◆ Aim of the task
Below are the records. List every line holding the word "Total".

◆ Entries provided
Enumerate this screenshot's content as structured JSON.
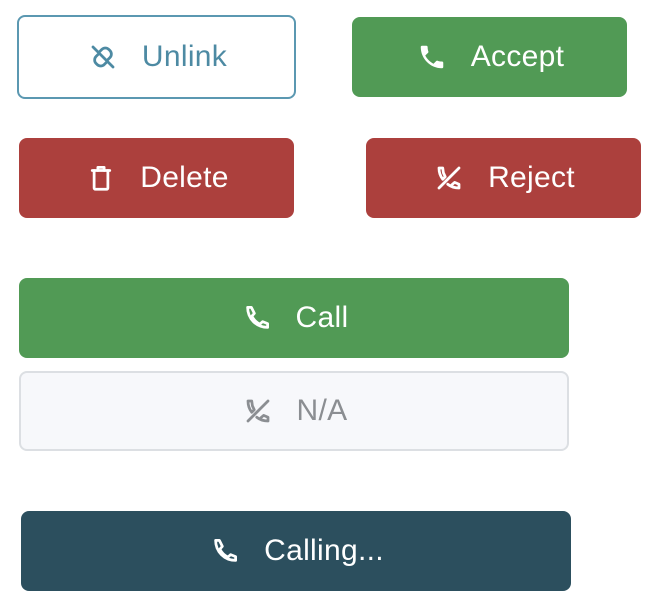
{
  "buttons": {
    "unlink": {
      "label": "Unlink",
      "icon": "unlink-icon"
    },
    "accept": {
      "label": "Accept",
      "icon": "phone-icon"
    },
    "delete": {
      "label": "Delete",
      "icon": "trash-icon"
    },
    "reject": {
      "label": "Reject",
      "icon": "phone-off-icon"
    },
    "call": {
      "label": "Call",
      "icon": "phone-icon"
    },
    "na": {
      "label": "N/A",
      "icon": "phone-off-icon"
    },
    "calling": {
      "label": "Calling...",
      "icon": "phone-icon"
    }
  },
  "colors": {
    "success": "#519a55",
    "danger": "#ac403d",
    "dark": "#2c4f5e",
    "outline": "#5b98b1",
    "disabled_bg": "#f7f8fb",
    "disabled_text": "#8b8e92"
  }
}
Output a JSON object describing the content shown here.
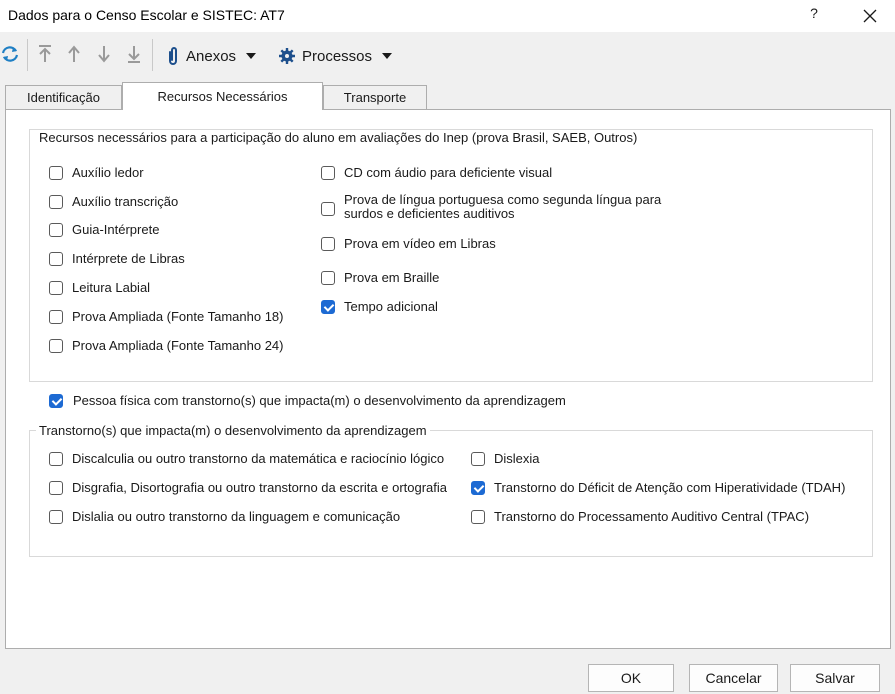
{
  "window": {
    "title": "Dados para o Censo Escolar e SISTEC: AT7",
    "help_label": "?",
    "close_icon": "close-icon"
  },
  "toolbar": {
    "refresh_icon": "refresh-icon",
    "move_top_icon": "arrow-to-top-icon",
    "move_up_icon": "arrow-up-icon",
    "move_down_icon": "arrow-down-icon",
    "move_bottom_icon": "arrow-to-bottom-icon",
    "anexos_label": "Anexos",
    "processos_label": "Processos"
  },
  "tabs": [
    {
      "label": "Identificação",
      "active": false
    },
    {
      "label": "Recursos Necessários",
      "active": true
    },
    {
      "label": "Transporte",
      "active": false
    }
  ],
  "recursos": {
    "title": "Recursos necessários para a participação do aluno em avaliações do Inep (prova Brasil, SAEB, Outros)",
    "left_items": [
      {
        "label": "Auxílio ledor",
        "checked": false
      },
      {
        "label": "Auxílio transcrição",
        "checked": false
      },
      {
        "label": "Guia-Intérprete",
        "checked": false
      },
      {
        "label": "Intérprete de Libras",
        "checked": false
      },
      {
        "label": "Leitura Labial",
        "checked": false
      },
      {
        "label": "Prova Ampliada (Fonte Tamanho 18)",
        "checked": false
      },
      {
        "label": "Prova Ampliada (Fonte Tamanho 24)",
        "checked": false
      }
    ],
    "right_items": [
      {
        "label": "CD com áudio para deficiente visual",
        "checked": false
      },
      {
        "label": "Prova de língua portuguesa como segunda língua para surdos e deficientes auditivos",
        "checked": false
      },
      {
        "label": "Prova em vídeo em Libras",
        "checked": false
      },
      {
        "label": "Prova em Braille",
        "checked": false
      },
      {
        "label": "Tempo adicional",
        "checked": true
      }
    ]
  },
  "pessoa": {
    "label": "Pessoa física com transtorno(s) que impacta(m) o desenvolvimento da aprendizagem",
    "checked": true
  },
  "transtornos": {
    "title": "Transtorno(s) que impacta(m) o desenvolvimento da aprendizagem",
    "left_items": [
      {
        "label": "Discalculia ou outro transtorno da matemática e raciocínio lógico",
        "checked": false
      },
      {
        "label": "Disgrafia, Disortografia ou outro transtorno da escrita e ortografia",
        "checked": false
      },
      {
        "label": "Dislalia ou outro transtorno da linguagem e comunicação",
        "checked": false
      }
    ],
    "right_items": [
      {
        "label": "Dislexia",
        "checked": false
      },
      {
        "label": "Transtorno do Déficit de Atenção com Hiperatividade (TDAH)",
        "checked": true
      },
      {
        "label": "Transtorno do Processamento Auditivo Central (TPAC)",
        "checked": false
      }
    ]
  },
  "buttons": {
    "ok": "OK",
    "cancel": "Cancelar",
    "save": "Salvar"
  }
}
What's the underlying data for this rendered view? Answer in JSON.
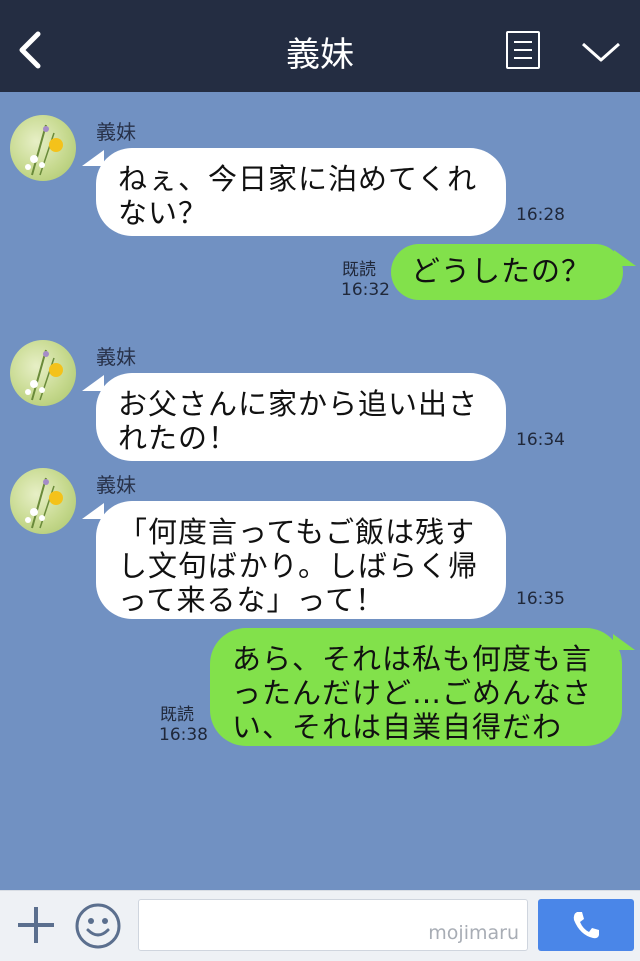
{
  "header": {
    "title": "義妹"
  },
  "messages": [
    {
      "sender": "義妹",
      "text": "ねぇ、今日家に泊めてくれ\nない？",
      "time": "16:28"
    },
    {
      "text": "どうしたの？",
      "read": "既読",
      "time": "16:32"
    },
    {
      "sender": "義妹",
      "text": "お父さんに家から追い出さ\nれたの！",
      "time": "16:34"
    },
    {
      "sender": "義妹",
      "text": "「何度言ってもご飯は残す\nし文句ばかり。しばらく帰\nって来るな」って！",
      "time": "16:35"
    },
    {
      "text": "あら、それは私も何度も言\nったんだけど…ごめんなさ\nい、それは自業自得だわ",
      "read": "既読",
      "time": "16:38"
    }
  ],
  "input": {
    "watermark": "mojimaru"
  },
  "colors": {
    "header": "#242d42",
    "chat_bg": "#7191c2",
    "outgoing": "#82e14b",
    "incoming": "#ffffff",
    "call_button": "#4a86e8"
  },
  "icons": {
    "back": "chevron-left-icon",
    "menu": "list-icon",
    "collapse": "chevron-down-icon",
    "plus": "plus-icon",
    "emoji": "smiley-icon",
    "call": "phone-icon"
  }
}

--

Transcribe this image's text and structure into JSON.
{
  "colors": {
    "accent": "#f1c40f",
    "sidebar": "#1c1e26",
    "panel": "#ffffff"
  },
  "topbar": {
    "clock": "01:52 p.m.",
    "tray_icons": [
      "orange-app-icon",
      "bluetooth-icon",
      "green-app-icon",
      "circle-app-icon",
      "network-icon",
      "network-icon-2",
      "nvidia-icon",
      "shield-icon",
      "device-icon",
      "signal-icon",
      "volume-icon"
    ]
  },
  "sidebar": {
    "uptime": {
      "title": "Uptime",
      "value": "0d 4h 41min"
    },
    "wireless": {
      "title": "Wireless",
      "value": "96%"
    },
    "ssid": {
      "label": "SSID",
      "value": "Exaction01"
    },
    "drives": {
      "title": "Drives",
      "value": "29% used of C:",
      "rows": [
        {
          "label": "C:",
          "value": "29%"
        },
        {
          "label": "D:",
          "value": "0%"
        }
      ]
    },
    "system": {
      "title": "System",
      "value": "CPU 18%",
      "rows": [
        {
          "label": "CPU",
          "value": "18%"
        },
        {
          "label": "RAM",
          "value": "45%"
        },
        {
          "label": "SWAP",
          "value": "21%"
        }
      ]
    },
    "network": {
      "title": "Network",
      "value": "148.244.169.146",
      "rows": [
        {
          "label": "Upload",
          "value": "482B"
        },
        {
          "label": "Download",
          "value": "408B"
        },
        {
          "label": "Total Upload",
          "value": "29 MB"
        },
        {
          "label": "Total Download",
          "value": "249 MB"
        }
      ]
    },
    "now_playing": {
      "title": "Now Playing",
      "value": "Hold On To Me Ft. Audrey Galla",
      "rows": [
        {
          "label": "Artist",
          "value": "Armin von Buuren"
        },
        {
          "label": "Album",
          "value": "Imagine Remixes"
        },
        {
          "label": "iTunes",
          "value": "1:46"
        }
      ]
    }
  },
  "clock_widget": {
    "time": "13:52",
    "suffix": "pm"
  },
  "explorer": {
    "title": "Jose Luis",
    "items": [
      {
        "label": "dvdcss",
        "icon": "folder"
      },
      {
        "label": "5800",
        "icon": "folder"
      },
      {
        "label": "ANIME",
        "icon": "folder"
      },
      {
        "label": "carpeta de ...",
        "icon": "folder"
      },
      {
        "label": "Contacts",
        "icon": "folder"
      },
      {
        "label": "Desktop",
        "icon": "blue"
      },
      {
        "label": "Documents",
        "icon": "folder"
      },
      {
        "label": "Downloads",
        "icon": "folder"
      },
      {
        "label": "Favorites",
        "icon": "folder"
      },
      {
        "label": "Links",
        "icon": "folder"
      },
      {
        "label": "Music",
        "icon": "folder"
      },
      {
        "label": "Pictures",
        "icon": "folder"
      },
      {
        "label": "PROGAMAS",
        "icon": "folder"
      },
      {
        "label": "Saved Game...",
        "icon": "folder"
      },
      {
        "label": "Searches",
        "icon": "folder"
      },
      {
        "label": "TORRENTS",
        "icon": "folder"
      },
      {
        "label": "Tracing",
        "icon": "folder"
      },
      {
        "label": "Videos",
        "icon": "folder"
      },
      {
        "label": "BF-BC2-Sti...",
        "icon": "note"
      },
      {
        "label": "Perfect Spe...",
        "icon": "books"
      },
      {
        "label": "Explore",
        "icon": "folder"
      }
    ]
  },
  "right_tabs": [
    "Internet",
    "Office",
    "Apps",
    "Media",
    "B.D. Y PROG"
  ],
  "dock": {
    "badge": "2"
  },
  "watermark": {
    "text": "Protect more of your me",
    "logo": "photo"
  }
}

◆ Answer space
          "label": "Total Upload",
          "label": "Total Download",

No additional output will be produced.